As the cabinet that is meant to carry the administration through two key elections and several other major political events in the coming year, public approval of the reshuffle will be important to monitor. So far, it is not looking good. The Yomiuri Shimbun was the first to publish public opinion data, and it showed only 38 percent positively assess the changes, while 45 percent do not. Meanwhile, the Nikkei Shimbun recorded a five point drop in cabinet approval rating following the reshuffle. Other polls have shown either no change or negative change. On the whole, data suggests that the key factors influencing negative opinions are the retention of Finance Minister Aso and the clear influence of old guard factional politics, though aberrant behavior and missteps by new ministers will only serve to drive approval down further. In the past, where cabinet reshuffles can offer a boost of up to ten points in public approval, failure to gain any ground in public opinion offers Abe’s administration minimal political capital for weathering scandals or pushing through controversial legislation.
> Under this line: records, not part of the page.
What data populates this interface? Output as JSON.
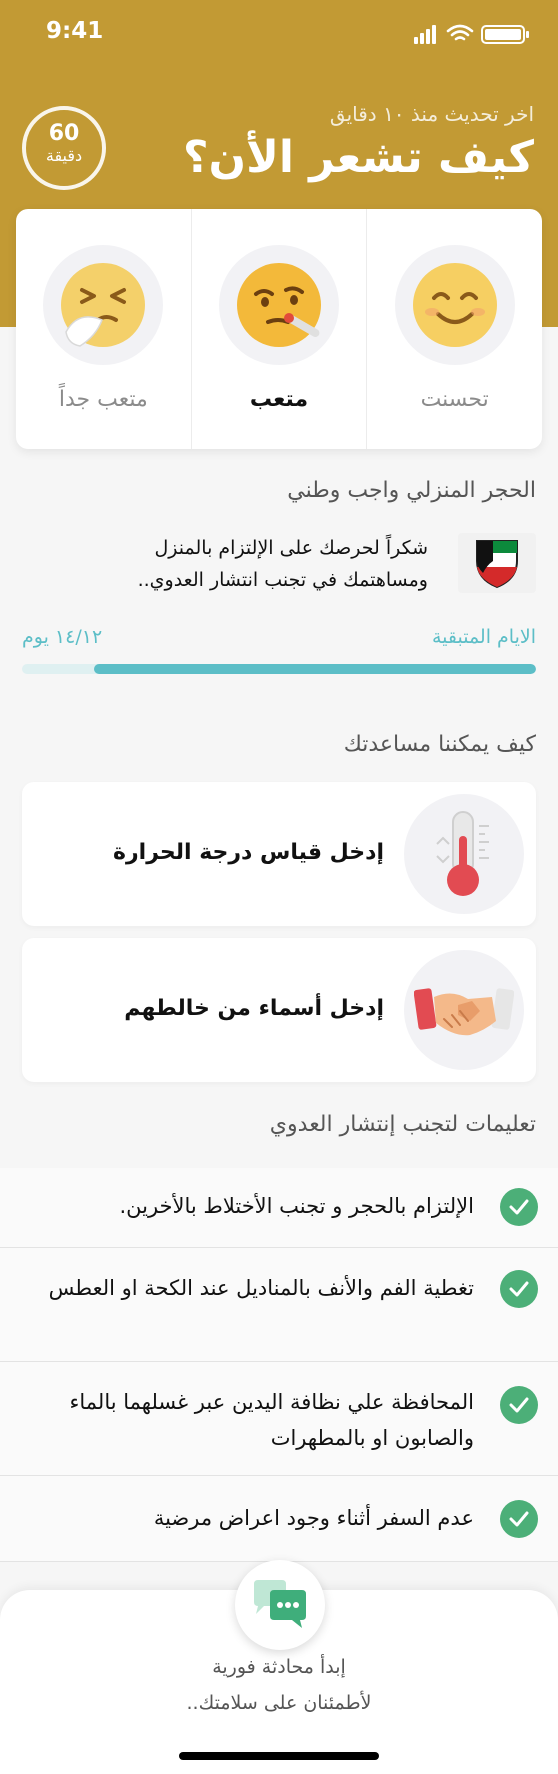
{
  "status": {
    "time": "9:41"
  },
  "header": {
    "updated": "اخر تحديث منذ ١٠ دقايق",
    "title": "كيف تشعر الأن؟",
    "timer_value": "60",
    "timer_unit": "دقيقة",
    "bg_color": "#c29a34"
  },
  "moods": [
    {
      "label": "تحسنت",
      "icon": "smiling-face-icon",
      "selected": false
    },
    {
      "label": "متعب",
      "icon": "face-with-thermometer-icon",
      "selected": true
    },
    {
      "label": "متعب جداً",
      "icon": "sneezing-face-icon",
      "selected": false
    }
  ],
  "quarantine": {
    "title": "الحجر المنزلي واجب وطني",
    "message": "شكراً لحرصك على الإلتزام بالمنزل ومساهتمك في تجنب انتشار العدوي..",
    "flag_icon": "kuwait-flag-shield-icon",
    "days_label": "الايام المتبقية",
    "days_value": "١٤/١٢ يوم",
    "progress_fraction": 0.86,
    "accent_color": "#5cbec7"
  },
  "help": {
    "title": "كيف يمكننا مساعدتك",
    "items": [
      {
        "label": "إدخل قياس درجة الحرارة",
        "icon": "thermometer-icon"
      },
      {
        "label": "إدخل أسماء من خالطهم",
        "icon": "handshake-icon"
      }
    ]
  },
  "tips": {
    "title": "تعليمات لتجنب إنتشار العدوي",
    "items": [
      "الإلتزام بالحجر و تجنب الأختلاط بالأخرين.",
      "تغطية الفم والأنف بالمناديل عند الكحة او العطس",
      "المحافظة علي نظافة اليدين عبر غسلهما بالماء والصابون او بالمطهرات",
      "عدم السفر أثناء وجود اعراض مرضية"
    ],
    "check_color": "#4caf78"
  },
  "chat": {
    "line1": "إبدأ محادثة فورية",
    "line2": "لأطمئنان على سلامتك..",
    "icon": "chat-bubbles-icon"
  }
}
With this cabinet reshuffle, Abe tried to foster party unity while shoring up control of the LDP. He focused more on repaying debts than rewarding friends and shied away from ostracizing those who opposed him in the September LDP presidential election. There is a challenging political calendar ahead of the Abe administration, and this cabinet reshuffle is meant to distribute responsibility and share the burden until Abe has an opportunity to pursue his personal policy agenda. The unity play was also critical in order for Abe to gain the elusive party consensus on his proposal for amendment of Article IX of the constitution.
There are still questions that remain before labeling this reshuffle successful. This is the cabinet that is meant to carry the LDP through the April unified elections and House of Councillors election. Will the public opinion bounce back from the initial tepid response? Will the reshuffle help the LDP gain ground in seats? Will Abe be able to marginalize his intraparty critics?
If the answer to any of those questions is no, in the best-case scenario, Abe’s ability to pursue his policy agenda (including Constitutional revision) will be significantly hampered. However, if all the answers to those questions is yes, he will likely once again find himself in a position to pursue key policy objectives through 2019 and beyond.
Michael Bosack is a Ph.D. Candidate at the International University of Japan's Graduate School of International Relations. Previously, he was the Deputy Chief of Government Relations at Headquarters, U.S. Forces, Japan, where he was part of the team that drafted and implemented the 2015 Guidelines for U.S.-Japan Defense Cooperation. Michael is a graduated Mansfield Fellow and military veteran with two tours to Afghanistan.